Elements of masochism and sadism that Zizek uses to reveal the problem of courtly love develop between John and Akiko. In terms of masochism, the entirety of their marriage is a farce; no passion exists. It is merely an arrangement initiated by John to establish order. Yet when the truth of Akiko’s fertility sabotage comes to light, John becomes hysterical similar to the masochist, and he internalizes the humiliation of not being able to conceive as an attack against his manhood resulting in an outburst that physically harms Akiko. Then again, their relationship also fits within the model of sadism summed up perfectly when Zizek says,
What we encounter here is a kind of loop in which the (mis)perceived effect of the brutal act upon the victim retroactively legitimizes the act. I set out to beat a woman and when, at the very point where I think that I thoroughly dominate her, I notice that I am actually her slave – since she wants the beating and proved me to deliver it – I get really mad and beat her… (Zizek 1187)

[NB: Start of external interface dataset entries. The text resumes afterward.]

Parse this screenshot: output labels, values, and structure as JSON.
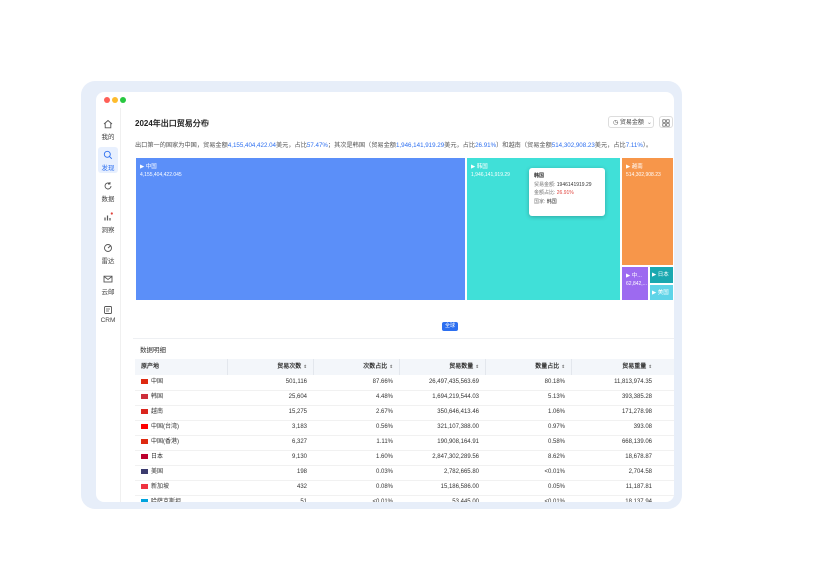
{
  "window": {
    "dots": [
      "#ff5f57",
      "#febc2e",
      "#28c840"
    ]
  },
  "sidebar": {
    "items": [
      {
        "label": "我的",
        "icon": "home-icon"
      },
      {
        "label": "发现",
        "icon": "search-icon",
        "active": true
      },
      {
        "label": "数据",
        "icon": "refresh-icon"
      },
      {
        "label": "洞察",
        "icon": "bar-chart-icon",
        "badge": true
      },
      {
        "label": "雷达",
        "icon": "radar-icon"
      },
      {
        "label": "云邮",
        "icon": "mail-icon"
      },
      {
        "label": "CRM",
        "icon": "crm-icon"
      }
    ]
  },
  "header": {
    "title": "2024年出口贸易分布",
    "select_label": "贸易金额",
    "summary_parts": [
      {
        "t": "出口第一的国家为中国，贸易金额",
        "hl": false
      },
      {
        "t": "4,155,404,422.04",
        "hl": true
      },
      {
        "t": "美元，占比",
        "hl": false
      },
      {
        "t": "57.47%",
        "hl": true
      },
      {
        "t": "；其次是韩国（贸易金额",
        "hl": false
      },
      {
        "t": "1,946,141,919.29",
        "hl": true
      },
      {
        "t": "美元，占比",
        "hl": false
      },
      {
        "t": "26.91%",
        "hl": true
      },
      {
        "t": "）和越南（贸易金额",
        "hl": false
      },
      {
        "t": "514,302,908.23",
        "hl": true
      },
      {
        "t": "美元，占比",
        "hl": false
      },
      {
        "t": "7.11%",
        "hl": true
      },
      {
        "t": "）。",
        "hl": false
      }
    ]
  },
  "treemap": {
    "tiles": [
      {
        "name": "▶ 中国",
        "value": "4,155,404,422.045",
        "color": "#5b8ff9"
      },
      {
        "name": "▶ 韩国",
        "value": "1,946,141,919.29",
        "color": "#40e0d8"
      },
      {
        "name": "▶ 越南",
        "value": "514,302,908.23",
        "color": "#f7964a"
      },
      {
        "name": "▶ 中...",
        "value": "62,842,...",
        "color": "#9d6af0"
      },
      {
        "name": "▶ 日本",
        "value": "",
        "color": "#1aa8b0"
      },
      {
        "name": "▶ 美国",
        "value": "",
        "color": "#5fd4e8"
      }
    ],
    "tooltip": {
      "title": "韩国",
      "amount_label": "贸易金额:",
      "amount": "1946141919.29",
      "share_label": "金额占比:",
      "share": "26.91%",
      "country_label": "国家:",
      "country": "韩国"
    },
    "badge": "全球"
  },
  "table": {
    "title": "数据明细",
    "columns": [
      "原产地",
      "贸易次数",
      "次数占比",
      "贸易数量",
      "数量占比",
      "贸易重量"
    ],
    "rows": [
      {
        "flag": "#de2910",
        "cells": [
          "中国",
          "501,116",
          "87.66%",
          "26,497,435,563.69",
          "80.18%",
          "11,813,974.35"
        ]
      },
      {
        "flag": "#cd2e3a",
        "cells": [
          "韩国",
          "25,604",
          "4.48%",
          "1,694,219,544.03",
          "5.13%",
          "393,385.28"
        ]
      },
      {
        "flag": "#da251d",
        "cells": [
          "越南",
          "15,275",
          "2.67%",
          "350,646,413.46",
          "1.06%",
          "171,278.98"
        ]
      },
      {
        "flag": "#fe0000",
        "cells": [
          "中国(台湾)",
          "3,183",
          "0.56%",
          "321,107,388.00",
          "0.97%",
          "393.08"
        ]
      },
      {
        "flag": "#de2910",
        "cells": [
          "中国(香港)",
          "6,327",
          "1.11%",
          "190,908,164.91",
          "0.58%",
          "668,139.06"
        ]
      },
      {
        "flag": "#bc002d",
        "cells": [
          "日本",
          "9,130",
          "1.60%",
          "2,847,302,289.56",
          "8.62%",
          "18,678.87"
        ]
      },
      {
        "flag": "#3c3b6e",
        "cells": [
          "美国",
          "198",
          "0.03%",
          "2,782,665.80",
          "<0.01%",
          "2,704.58"
        ]
      },
      {
        "flag": "#ef3340",
        "cells": [
          "新加坡",
          "432",
          "0.08%",
          "15,186,586.00",
          "0.05%",
          "11,187.81"
        ]
      },
      {
        "flag": "#00a3dd",
        "cells": [
          "哈萨克斯坦",
          "51",
          "<0.01%",
          "53,445.00",
          "<0.01%",
          "18,137.94"
        ]
      }
    ]
  }
}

Similarly, John feigns innocence when he savagely abuses his wife because within his delusion she asks for the beating through her own actions and inability to adhere to his image. Like a meat tenderizer, John beats his wife into submission. So regardless of her inability to conform, she is still elevated to the status of the Thing and is used like an instrument wholly at his disposal.
In the End…
Because of Akiko’s embodiment of the meat metaphor, the Lacanian Real especially in terms of the symbolic order expounded on in Zizek’s essay Courtly Love, or, Woman as Thing echoes throughout Ruth Ozeki’s novel. “Meat is the message” opens the book and then permeates throughout the whole novel. My Year of Meats maintains the symbolic order as it uses the metaphor of meat to highlight the objectification of women expected to conform to society’s image of the ideal woman. However, in the end when meat is found to be contaminated and detrimental to society, the symbolic order binding Akiko to the meat metaphor shatters finally freeing Akiko to relinquish the pretense and adopt her own identity. If meat is bad, then so is blind obedience to an abusive, controlling husband.
Ozeki, Ruth L. My Year of Meats. New York: Viking Penguin, 1998. Print.
Papadaki, Evangelia. “Feminist Perspectives on Objectification.” Stanford Encyclopedia of Philosophy. Stanford University, 10 Mar. 2010. Web. 14 Apr. 2015.
Zizek, Slavoj. “Courtly Love, Or, Woman as Thing.” Ed. David H. Richter. The Critical Tradition: Classic Texts and Contemporary Trends (2007): 1181-97. Print.